## [Aim of the exercise]
State the number of lines in the material below that hold "之间为数据耦合关系", and add nothing to it.

--- --- ---

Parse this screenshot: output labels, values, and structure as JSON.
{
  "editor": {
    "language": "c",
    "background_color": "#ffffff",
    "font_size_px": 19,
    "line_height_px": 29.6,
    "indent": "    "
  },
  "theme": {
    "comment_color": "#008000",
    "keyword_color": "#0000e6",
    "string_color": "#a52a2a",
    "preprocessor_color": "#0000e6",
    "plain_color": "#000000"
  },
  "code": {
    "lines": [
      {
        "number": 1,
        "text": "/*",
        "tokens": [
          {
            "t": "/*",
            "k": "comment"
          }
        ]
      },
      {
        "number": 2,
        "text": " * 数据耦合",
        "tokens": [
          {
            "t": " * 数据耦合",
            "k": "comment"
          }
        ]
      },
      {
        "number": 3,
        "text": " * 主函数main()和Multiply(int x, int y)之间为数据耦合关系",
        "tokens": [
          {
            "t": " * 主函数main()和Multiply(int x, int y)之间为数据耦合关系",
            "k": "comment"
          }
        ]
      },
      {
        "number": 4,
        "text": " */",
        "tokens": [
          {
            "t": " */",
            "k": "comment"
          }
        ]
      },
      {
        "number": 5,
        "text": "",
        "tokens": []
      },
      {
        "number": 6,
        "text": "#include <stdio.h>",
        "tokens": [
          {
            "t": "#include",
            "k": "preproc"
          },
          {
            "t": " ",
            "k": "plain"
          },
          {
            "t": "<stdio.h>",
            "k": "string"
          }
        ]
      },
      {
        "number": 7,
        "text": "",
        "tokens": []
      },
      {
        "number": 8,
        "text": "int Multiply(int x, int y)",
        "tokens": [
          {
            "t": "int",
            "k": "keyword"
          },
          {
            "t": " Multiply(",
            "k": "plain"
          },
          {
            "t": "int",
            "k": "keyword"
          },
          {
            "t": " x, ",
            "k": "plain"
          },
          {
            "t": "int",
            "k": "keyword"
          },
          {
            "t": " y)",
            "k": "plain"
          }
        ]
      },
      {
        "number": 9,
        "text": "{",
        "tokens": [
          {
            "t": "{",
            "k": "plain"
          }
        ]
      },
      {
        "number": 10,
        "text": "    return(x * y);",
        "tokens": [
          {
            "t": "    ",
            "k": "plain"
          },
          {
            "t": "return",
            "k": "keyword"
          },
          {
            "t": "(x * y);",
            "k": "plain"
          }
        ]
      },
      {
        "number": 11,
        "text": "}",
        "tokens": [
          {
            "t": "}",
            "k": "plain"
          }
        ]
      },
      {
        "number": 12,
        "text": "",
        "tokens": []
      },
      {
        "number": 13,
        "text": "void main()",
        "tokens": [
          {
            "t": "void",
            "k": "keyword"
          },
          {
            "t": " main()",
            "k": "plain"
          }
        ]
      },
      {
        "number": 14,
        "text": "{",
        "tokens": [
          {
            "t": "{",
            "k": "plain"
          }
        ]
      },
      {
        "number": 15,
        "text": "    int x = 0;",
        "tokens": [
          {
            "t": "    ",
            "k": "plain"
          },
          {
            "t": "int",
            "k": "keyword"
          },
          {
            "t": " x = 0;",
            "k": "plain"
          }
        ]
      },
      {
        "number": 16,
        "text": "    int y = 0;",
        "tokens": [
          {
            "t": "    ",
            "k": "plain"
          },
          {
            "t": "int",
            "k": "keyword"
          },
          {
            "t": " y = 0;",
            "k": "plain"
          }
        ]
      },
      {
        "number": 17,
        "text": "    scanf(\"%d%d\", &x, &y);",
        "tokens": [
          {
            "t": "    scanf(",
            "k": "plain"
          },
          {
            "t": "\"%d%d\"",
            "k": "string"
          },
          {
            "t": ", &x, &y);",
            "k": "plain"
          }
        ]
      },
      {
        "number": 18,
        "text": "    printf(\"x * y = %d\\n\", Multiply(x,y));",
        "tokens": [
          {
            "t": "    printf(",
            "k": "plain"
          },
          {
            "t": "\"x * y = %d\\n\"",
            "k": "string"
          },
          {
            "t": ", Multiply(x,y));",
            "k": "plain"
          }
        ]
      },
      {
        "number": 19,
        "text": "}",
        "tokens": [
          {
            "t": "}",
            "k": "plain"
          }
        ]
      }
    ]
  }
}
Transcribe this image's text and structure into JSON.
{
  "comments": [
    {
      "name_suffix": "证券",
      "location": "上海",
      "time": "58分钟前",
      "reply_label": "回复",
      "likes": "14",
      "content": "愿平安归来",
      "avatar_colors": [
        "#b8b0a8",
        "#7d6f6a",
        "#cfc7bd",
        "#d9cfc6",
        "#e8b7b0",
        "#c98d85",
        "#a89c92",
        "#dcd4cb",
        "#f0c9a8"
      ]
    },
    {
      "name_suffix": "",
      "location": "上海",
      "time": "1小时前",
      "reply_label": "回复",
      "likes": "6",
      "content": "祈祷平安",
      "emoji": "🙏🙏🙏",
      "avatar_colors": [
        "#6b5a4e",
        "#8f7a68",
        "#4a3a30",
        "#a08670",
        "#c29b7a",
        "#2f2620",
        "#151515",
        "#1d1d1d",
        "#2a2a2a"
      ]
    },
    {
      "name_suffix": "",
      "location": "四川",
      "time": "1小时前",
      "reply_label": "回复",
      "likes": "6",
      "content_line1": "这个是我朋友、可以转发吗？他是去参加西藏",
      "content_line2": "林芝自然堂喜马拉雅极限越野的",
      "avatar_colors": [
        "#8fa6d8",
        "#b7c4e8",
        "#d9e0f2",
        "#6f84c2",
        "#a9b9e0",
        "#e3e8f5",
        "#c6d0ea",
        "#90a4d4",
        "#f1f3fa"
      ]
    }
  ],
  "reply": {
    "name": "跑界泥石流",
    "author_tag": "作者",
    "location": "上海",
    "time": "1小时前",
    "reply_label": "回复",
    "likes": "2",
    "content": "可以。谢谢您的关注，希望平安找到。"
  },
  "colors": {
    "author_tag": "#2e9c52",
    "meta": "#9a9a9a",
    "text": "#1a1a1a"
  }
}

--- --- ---

## [Result of this exercise]
2